Robert W. Cook, a securities attorney and former head of market regulation for the Securities and Exchange Commission, is stepping back into the regulatory arena as he recently became head of the Financial Industry Regulatory Authority.
Cook took over the spot following his predecessor’s ambitious program to increase oversight of markets and participants, forging into new areas of scrutiny and even making a bid to take over the regulation of registered investment representatives from the SEC.
But it's doing so with expenses outpacing revenue growth—the authority pulled in $992 million in 2015; but with expenses topping $1 billion and flat earnings on its investment portfolio, it posted a loss of $40 million, compared to profits of $55 million in 2009.
Rick Ketchum, the outgoing CEO who has held the spot since 2009, is widely praised with setting the ship right after the regulatory agency failed to stop, much less warn anyone about the implosion in the center of the securities markets that nearly destroyed the entire U.S. economy in 2008. He has increased the amount of market activity the authority oversees and has expanded scrutiny to include cyber-safety and elder fraud.

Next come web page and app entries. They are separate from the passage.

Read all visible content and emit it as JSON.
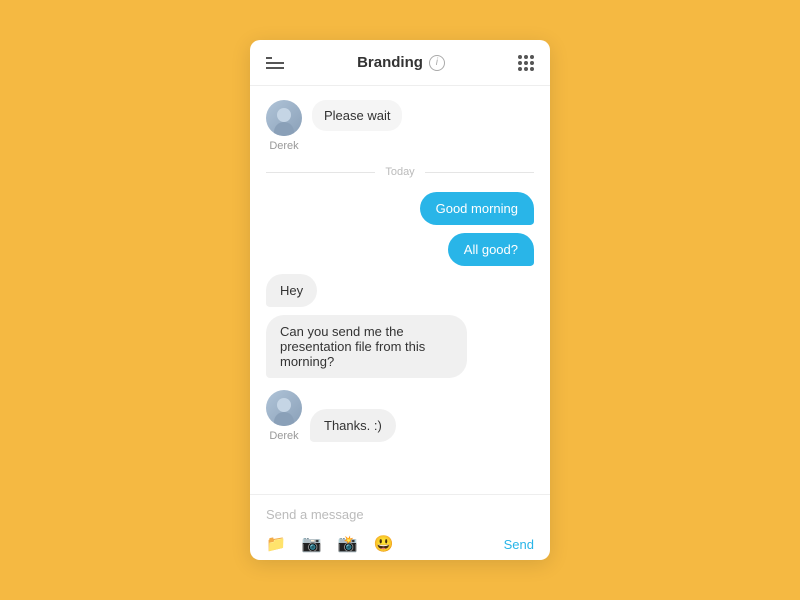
{
  "header": {
    "title": "Branding",
    "info_label": "i"
  },
  "status_message": {
    "text": "Please wait",
    "sender": "Derek"
  },
  "date_divider": "Today",
  "messages": [
    {
      "id": 1,
      "type": "sent",
      "text": "Good morning"
    },
    {
      "id": 2,
      "type": "sent",
      "text": "All good?"
    },
    {
      "id": 3,
      "type": "received",
      "text": "Hey"
    },
    {
      "id": 4,
      "type": "received",
      "text": "Can you send me the presentation file from this morning?"
    },
    {
      "id": 5,
      "type": "received_avatar",
      "text": "Thanks. :)",
      "sender": "Derek"
    }
  ],
  "input": {
    "placeholder": "Send a message"
  },
  "toolbar": {
    "send_label": "Send"
  }
}
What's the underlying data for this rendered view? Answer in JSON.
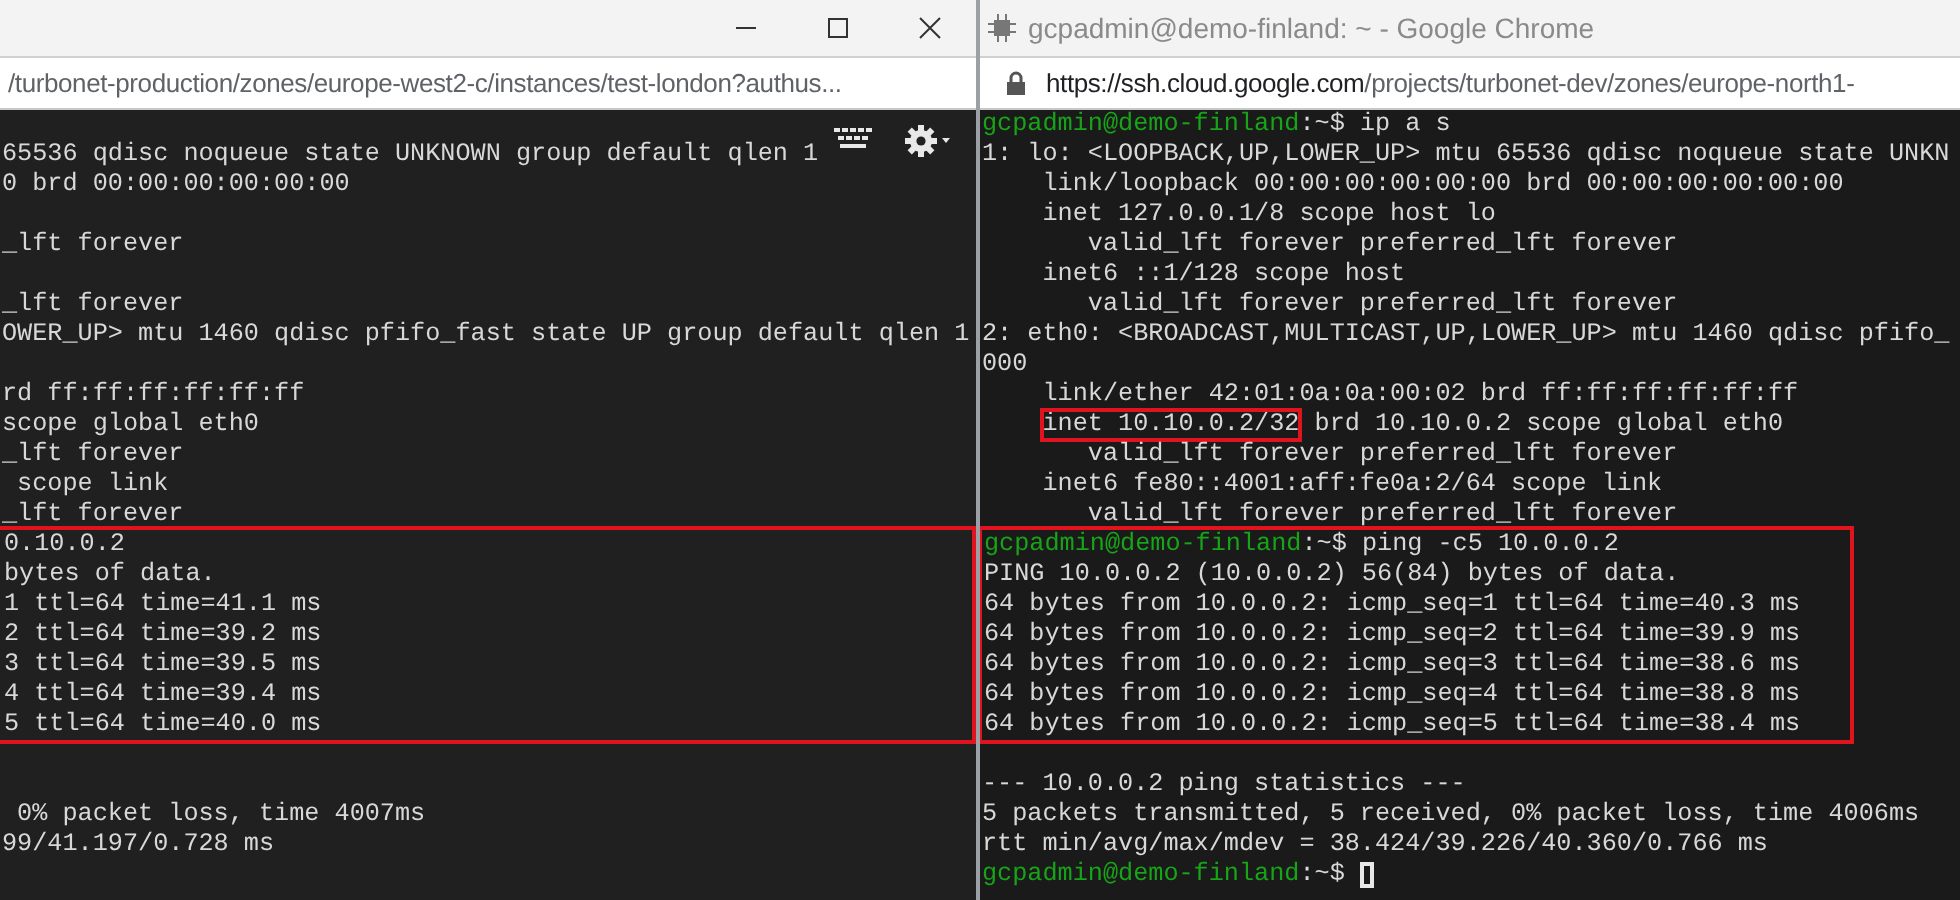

But while the agency missed the big picture failures in 2008, it has dramatically increased its scrutiny of brokers and advisors—some say to a fault. Since 2011 the number of individuals barred or suspended has risen by more than 50 percent, while the number of disciplinary actions over that time frame has remained steady. Some critics call the authority’s highly promoted BrokerCheck system flawed in that it can often leave out key information alongside a broker’s regulatory record.
Cook comes to the job with, by all accounts, the right experience for the job. From 2010 to 2013 he was the director of the Division of Trading and Markets at the SEC, where he was a prime mover implementing more than 30 major rulemakings and studies generated by the Dodd-Frank and JOBS Acts. His work at Cleary Gottlieb, both before and after his SEC stint, focused on broker/dealer regulatory matters. He holds both undergraduate and law degrees from Harvard and has a Master of Science from the London School of Economics.
He has described FINRA as the regulator on the front lines ensuring regulatory compliance and praised the self-funded regulatory body for not pulling from taxpayer funds to do it.
According to securities attorney Richard Roth of the Roth Law Firm, one of Cook’s top priorities will be an emphasis on cybersecurity, including firms’ supervision and risk management practices related to technology infrastructure, including the personnel who develop and maintain it. “Failures in this area can have widespread implications for firms, customers and the markets,” he says.
Other hot topics that will need to be addressed under Cook’s first year, according to Roth: Firms’ oversight regarding compensation of registered reps and conflicts of interest, particularly around revenue sharing agreements or the sale of proprietary products and proposed rule 2273 which required client communications of educational material regarding the firms’ recruitment practices – including whether financial incentives are used and the impact that may have on clients.